------ Data supplied

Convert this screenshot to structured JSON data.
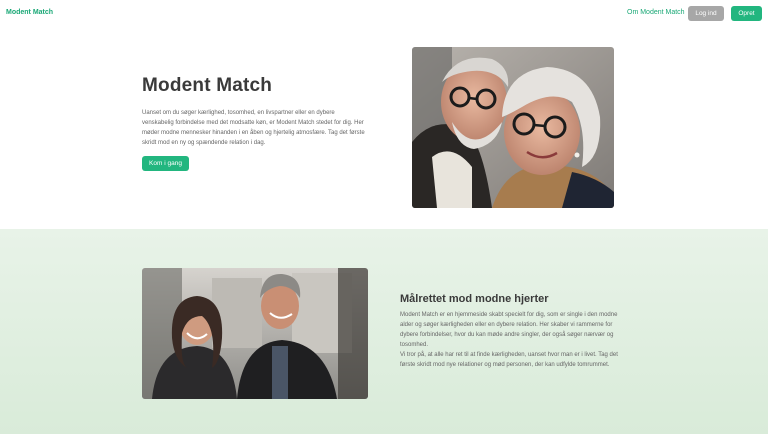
{
  "navbar": {
    "brand": "Modent Match",
    "about_label": "Om Modent Match",
    "login_label": "Log ind",
    "create_label": "Opret"
  },
  "hero": {
    "title": "Modent Match",
    "text": "Uanset om du søger kærlighed, tosomhed, en livspartner eller en dybere venskabelig forbindelse med det modsatte køn, er Modent Match stedet for dig. Her møder modne mennesker hinanden i en åben og hjertelig atmosfære. Tag det første skridt mod en ny og spændende relation i dag.",
    "cta_label": "Kom i gang"
  },
  "about": {
    "title": "Målrettet mod modne hjerter",
    "paragraph1": "Modent Match er en hjemmeside skabt specielt for dig, som er single i den modne alder og søger kærligheden eller en dybere relation. Her skaber vi rammerne for dybere forbindelser, hvor du kan møde andre singler, der også søger nærvær og tosomhed.",
    "paragraph2": "Vi tror på, at alle har ret til at finde kærligheden, uanset hvor man er i livet. Tag det første skridt mod nye relationer og mød personen, der kan udfylde tomrummet."
  },
  "colors": {
    "accent": "#22b67f",
    "brand_text": "#1aa876",
    "login_button": "#a7a7a7",
    "section_bg": "#e3f0e3"
  }
}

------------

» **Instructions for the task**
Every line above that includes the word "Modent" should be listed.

» **Task output**
    "brand": "Modent Match",
    "about_label": "Om Modent Match",
    "title": "Modent Match",
    "text": "Uanset om du søger kærlighed, tosomhed, en livspartner eller en dybere venskabelig forbindelse med det modsatte køn, er Modent Match stedet for dig. Her møder modne mennesker hinanden i en åben og hjertelig atmosfære. Tag det første skridt mod en ny og spændende relation i dag.",
    "paragraph1": "Modent Match er en hjemmeside skabt specielt for dig, som er single i den modne alder og søger kærligheden eller en dybere relation. Her skaber vi rammerne for dybere forbindelser, hvor du kan møde andre singler, der også søger nærvær og tosomhed.",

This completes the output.